He’s not a Democrat and he wasn’t on stage for either night of last week’s debate, but the fact is the event couldn’t have gone much better for the incumbent president.

For starters, the Democrat most capable of blocking a Trump re-election in 2020, former longtime Delaware Sen. and Vice President Joe Biden, took it squarely on the chin in an exchange with California Sen. Kamala Harris.

Harris took Biden to task over the issue of, what else, race (after all, this was a Democratic debate). 

Harris criticized comments Biden made about working early in his career with a pair of senators who were known for being against civil rights, pointing to those efforts as an example of his ability to get things done while dealing with individuals with whom he has disagreements. That the former senators in question, James Eastland of Mississippi and Herman Talmadge of Georgia, were both Democrats is a reminder that the party’s history on the issue of race isn’t as bright and shiny as some would make it out to be. 

Harris also hit Biden for his anti-busing stance in regards to a Wilmington, Delaware, court case from the 1970s. The irony here is that, as USA Today recently pointed out while looking back on the controversy, many consider that instance of  court-ordered busing to have been a failure.

“Many leaders in Wilmington’s black community have long said busing never achieved equity for the city’s mostly black students,” the paper reported.

“It was the biggest sham,” longtime Wilmington education activist Bebe Coker told the paper. “It destroyed our community.”

So essentially, Harris was beating Biden over the head for opposing a policy about which time has proven him right. 

Nevertheless, her attacks worked.

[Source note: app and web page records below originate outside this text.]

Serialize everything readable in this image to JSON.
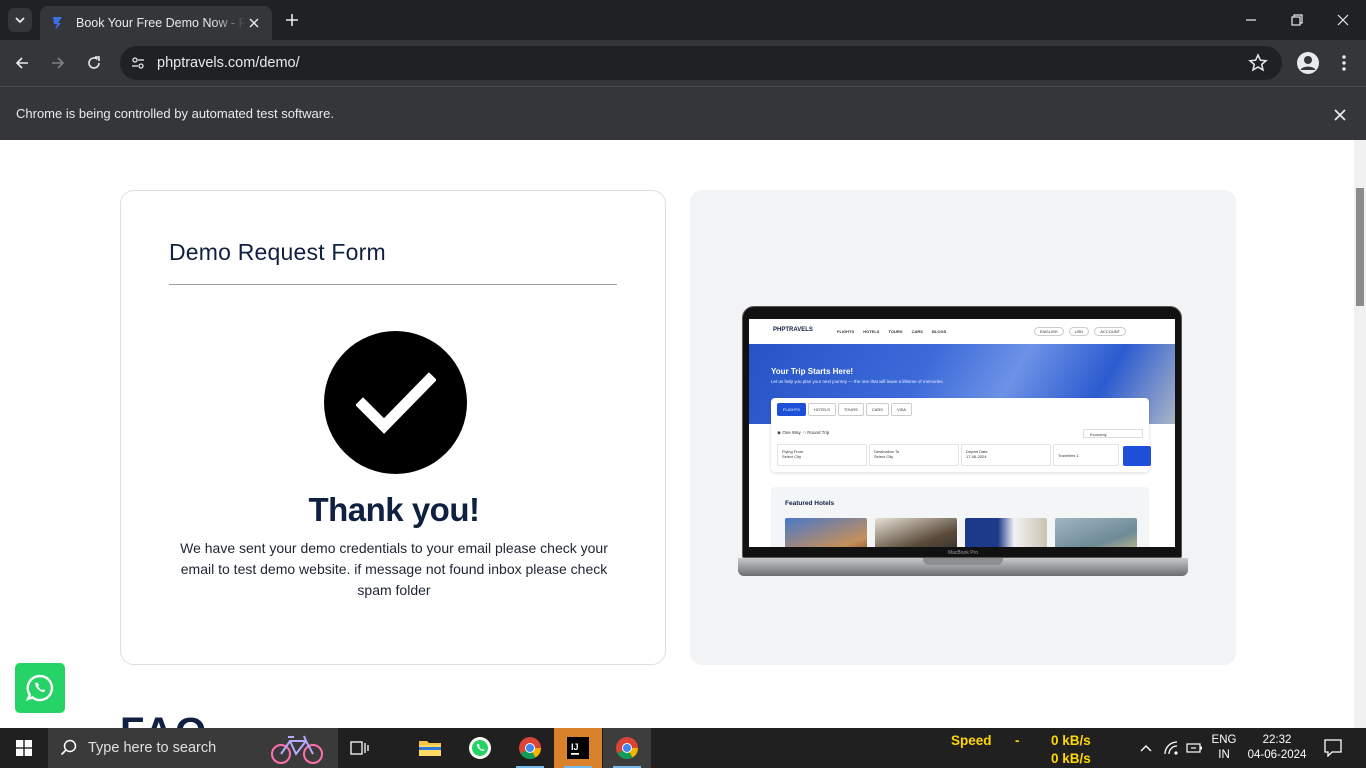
{
  "browser": {
    "tab_title": "Book Your Free Demo Now - PHPTRAVELS",
    "url": "phptravels.com/demo/",
    "infobar_text": "Chrome is being controlled by automated test software."
  },
  "form": {
    "title": "Demo Request Form",
    "thank_you": "Thank you!",
    "message": "We have sent your demo credentials to your email please check your email to test demo website. if message not found inbox please check spam folder"
  },
  "preview": {
    "logo": "PHPTRAVELS",
    "nav_links": "FLIGHTS HOTELS TOURS CARS BLOGS",
    "language": "ENGLISH",
    "currency": "USD",
    "account": "ACCOUNT",
    "hero_title": "Your Trip Starts Here!",
    "hero_subtitle": "Let us help you plan your next journey — the one that will leave a lifetime of memories.",
    "tabs": [
      "FLIGHTS",
      "HOTELS",
      "TOURS",
      "CARS",
      "VISA"
    ],
    "trip_types": [
      "One Way",
      "Round Trip"
    ],
    "cabin": "Economy",
    "flying_from_label": "Flying From",
    "flying_from_value": "Select City",
    "destination_label": "Destination To",
    "destination_value": "Select City",
    "depart_label": "Depart Date",
    "depart_value": "17-06-2024",
    "travellers": "Travellers 1",
    "featured": "Featured Hotels",
    "laptop_label": "MacBook Pro"
  },
  "faq_heading": "FAQ",
  "taskbar": {
    "search_placeholder": "Type here to search",
    "speed_label": "Speed",
    "speed_sep": "-",
    "speed_up": "0 kB/s",
    "speed_down": "0 kB/s",
    "lang_line1": "ENG",
    "lang_line2": "IN",
    "time": "22:32",
    "date": "04-06-2024"
  },
  "colors": {
    "heading": "#0f2040",
    "accent": "#1e4fd8",
    "whatsapp": "#25d366",
    "speed": "#ffd700"
  }
}
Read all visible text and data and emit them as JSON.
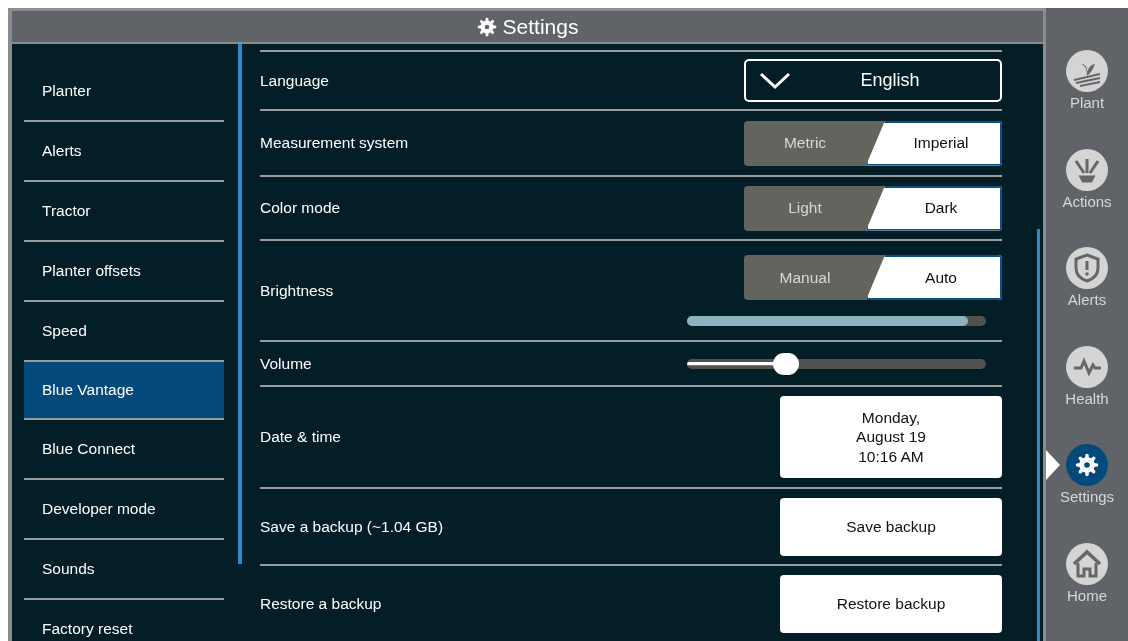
{
  "header": {
    "title": "Settings"
  },
  "sidebar": {
    "items": [
      {
        "label": "Planter",
        "selected": false
      },
      {
        "label": "Alerts",
        "selected": false
      },
      {
        "label": "Tractor",
        "selected": false
      },
      {
        "label": "Planter offsets",
        "selected": false
      },
      {
        "label": "Speed",
        "selected": false
      },
      {
        "label": "Blue Vantage",
        "selected": true
      },
      {
        "label": "Blue Connect",
        "selected": false
      },
      {
        "label": "Developer mode",
        "selected": false
      },
      {
        "label": "Sounds",
        "selected": false
      },
      {
        "label": "Factory reset",
        "selected": false
      }
    ]
  },
  "settings": [
    {
      "kind": "dropdown",
      "label": "Language",
      "value": "English"
    },
    {
      "kind": "toggle",
      "label": "Measurement system",
      "options": [
        {
          "label": "Metric",
          "selected": false
        },
        {
          "label": "Imperial",
          "selected": true
        }
      ]
    },
    {
      "kind": "toggle",
      "label": "Color mode",
      "options": [
        {
          "label": "Light",
          "selected": false
        },
        {
          "label": "Dark",
          "selected": true
        }
      ]
    },
    {
      "kind": "toggle",
      "label": "Brightness",
      "options": [
        {
          "label": "Manual",
          "selected": false
        },
        {
          "label": "Auto",
          "selected": true
        }
      ],
      "level": 0.94
    },
    {
      "kind": "slider",
      "label": "Volume",
      "level": 0.33
    },
    {
      "kind": "button",
      "label": "Date & time",
      "button": "Monday,\nAugust 19\n10:16 AM"
    },
    {
      "kind": "button",
      "label": "Save a backup (~1.04 GB)",
      "button": "Save backup"
    },
    {
      "kind": "button",
      "label": "Restore a backup",
      "button": "Restore backup"
    }
  ],
  "rail": [
    {
      "kind": "plant",
      "label": "Plant",
      "selected": false
    },
    {
      "kind": "actions",
      "label": "Actions",
      "selected": false
    },
    {
      "kind": "alerts",
      "label": "Alerts",
      "selected": false
    },
    {
      "kind": "health",
      "label": "Health",
      "selected": false
    },
    {
      "kind": "settings",
      "label": "Settings",
      "selected": true
    },
    {
      "kind": "home",
      "label": "Home",
      "selected": false
    }
  ]
}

A CNN poll Monday showed Harris is now running second in the large Democratic field, just five points behind leader Biden (22 percent to 17 percent, a 9 percent rise for Harris and a 10 percent drop for Biden since May). 

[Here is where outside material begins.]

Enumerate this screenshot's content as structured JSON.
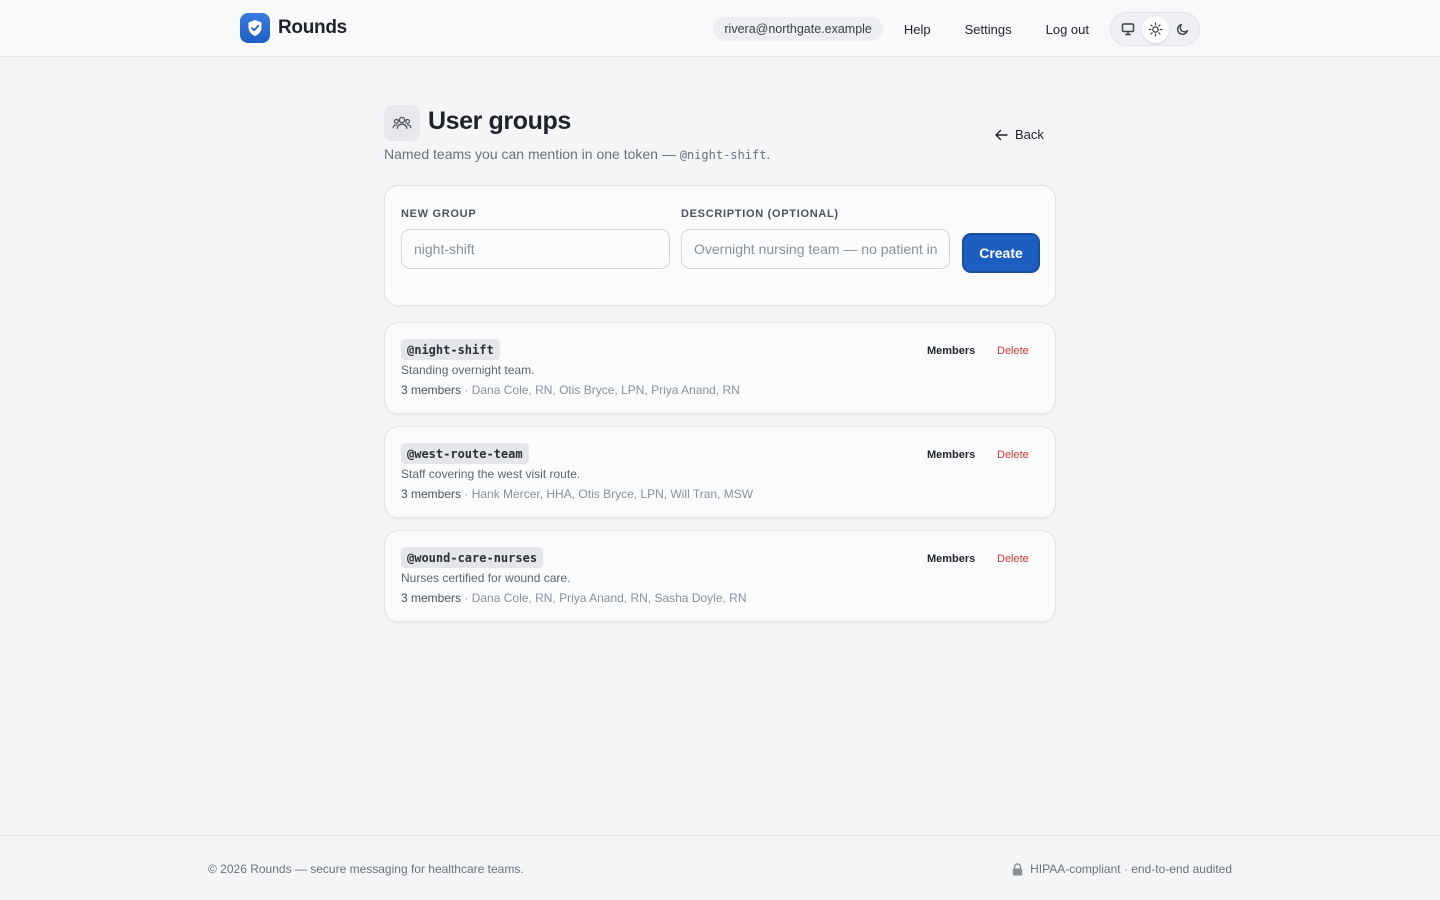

As has been pointed out in this space before, Biden is the Democrat with the best chance to win over blue collar voters in places like Michigan, Wisconsin and Pennsylvania who flipped from the Democratic Party to Trump in 2020, and thus flipped the election to the New York businessman. 

I doubt seriously Trump shed a tear over Biden’s poor showing.

But Biden’s troubles were not the only good news coming out of the debate for Trump. In a move that was completely predictable, the Democratic candidates firmly established that the race for their party’s 2020 nomination is going to be about who can be the most liberal.

If Democrats are serious about running on ideas such as government-funded health care for people who are in the country illegally or decriminalizing the act of crossing the U.S. border illegally, two ideas that drew positive responses from the candidates in last week’s debate, Trump is going to have a field day on the campaign trail next fall.

Of course, it’s worth cautioning that he who underestimates his opponent is often setting himself or herself up for failure. A prime example was 1988. Going into that year, Democrats were sure they could field a candidate who could take down Vice President George H.W. Bush, who was battling the “wimp” label, in the fall campaign. Instead, Bush took Democratic nominee Michael Dukakis to the woodshed on election night.

Trump is going to have to fight and fight hard to win a second term, but if last week was any indication, the president’s chances are looking up.

Lew Gilliland is assistant editor of The Daily Home. Reach him at